    Al-Duleimi arrived in Amman, the Jordanian capital, earlier on Wednesday for meetings with other members of the defence team, including former US Attorney General Ramsey Clark. It was not known if al-Duleimi would meet with Saddam's family members living in Amman.

    Al-Duleimi did not answer repeated telephone calls from reporters.

    The statement also claimed "US troops had attacked al-Duleimi's office and documents and money were stolen."

    No other detail 

    There was no other detail given to support the charge, which also called on "US and Iraqi forces to stop assaulting the homes and offices of Saddam's defence team." There was no immediate comment from the US military.

    "One Iraqi lawyer was assassinated and others received several death threats, and they don't trust either the Americans or the Iraqi government"

    Issam Ghazzawi,
    Saddam legal team adviser

    The move to suspend dealings with the Iraqi court was prompted by last week's assassination of Saadoun Sughaiyer al-Janabi, lawyer for Awad Hamed al-Bandar, the former head of Saddam's Revolutionary Court.

    Al-Janabi was kidnapped by armed men wearing police and military uniforms who walked into his Baghdad office last Thursday.
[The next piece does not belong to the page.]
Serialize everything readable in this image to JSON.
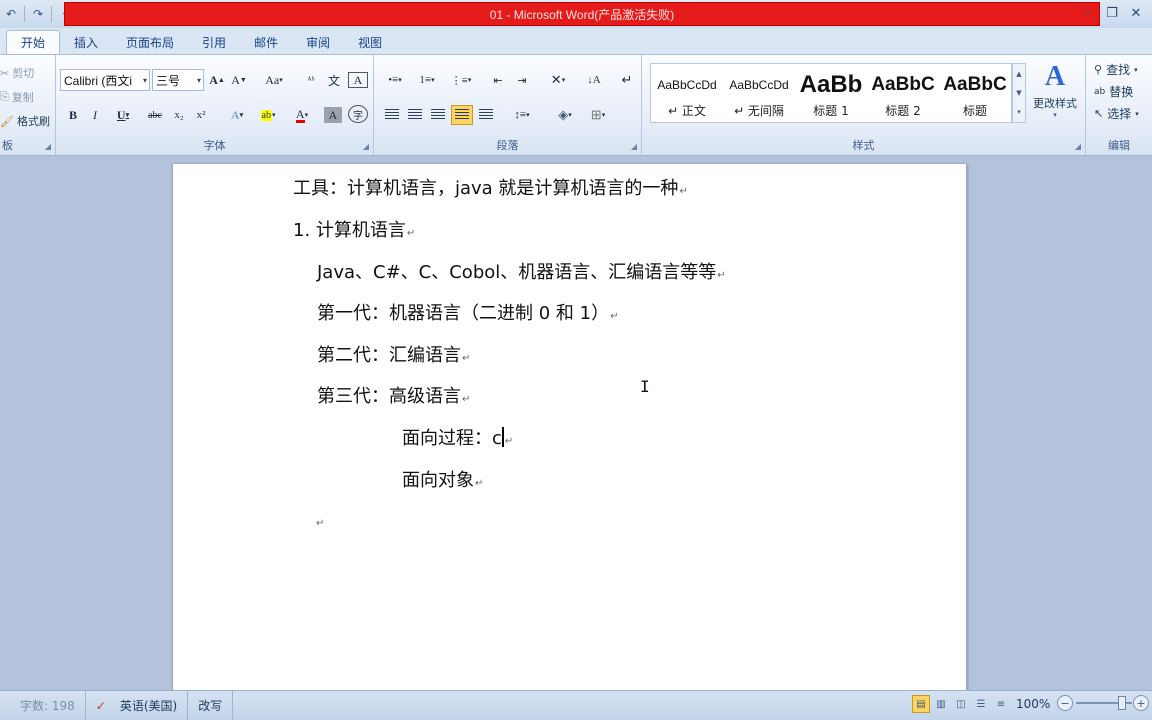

Hours later, his body, bearing signs of torture, was found on a sidewalk near a Baghdad mosque.

    UN protection 

    Saddam's Jordan-based legal support team also said on Wednesday that it would seek United Nations protection for the Iraqi lawyers because they do not trust either the US military or the Iraqi government to ensure their safety.


    "One Iraqi lawyer was assassinated and others received several death threats, and they don't trust either the Americans or the Iraqi government," a lawyer who advises the Saddam team, Issam Ghazzawi, told The AP in a telephone interview.

    He said he was drafting a petition to UN Secretary-General Kofi Annan asking the world body to provide protection for Saddam's lawyers. He also urged the UN to lead an international investigation into al-Janabi's murder.

    On Tuesday, Jordan's Bar Association held a rally to protest against Saddam's trial calling it a "farce."

    "This mimic trial is controlled by the empire of evil and aggression, the United States. It is the custodian of the organised international terrorism, carried by pawns of the occupation," the president of Jordan's Bar Association, Saleh Armouti, said, calling the Saddam trial "illegitimate."

    SOURCE: Agencies


    YOU MIGHT ALSO LIKE

    Venezuela in default: What next?

    Venezuela in default: What next?

    As the oil-rich country fails to pay its debt, we examine what happens next and what it means for its people.

    The Muslims of South Korea

    The Muslims of South Korea

    The number of Muslims in South Korea is estimated to be around 100,000, including foreigners.

    What is Mohammed bin Salman's next move?

    What is Mohammed bin Salman's next move?

    There are reports Saudi Arabia is demanding money from the senior officials it recently arrested.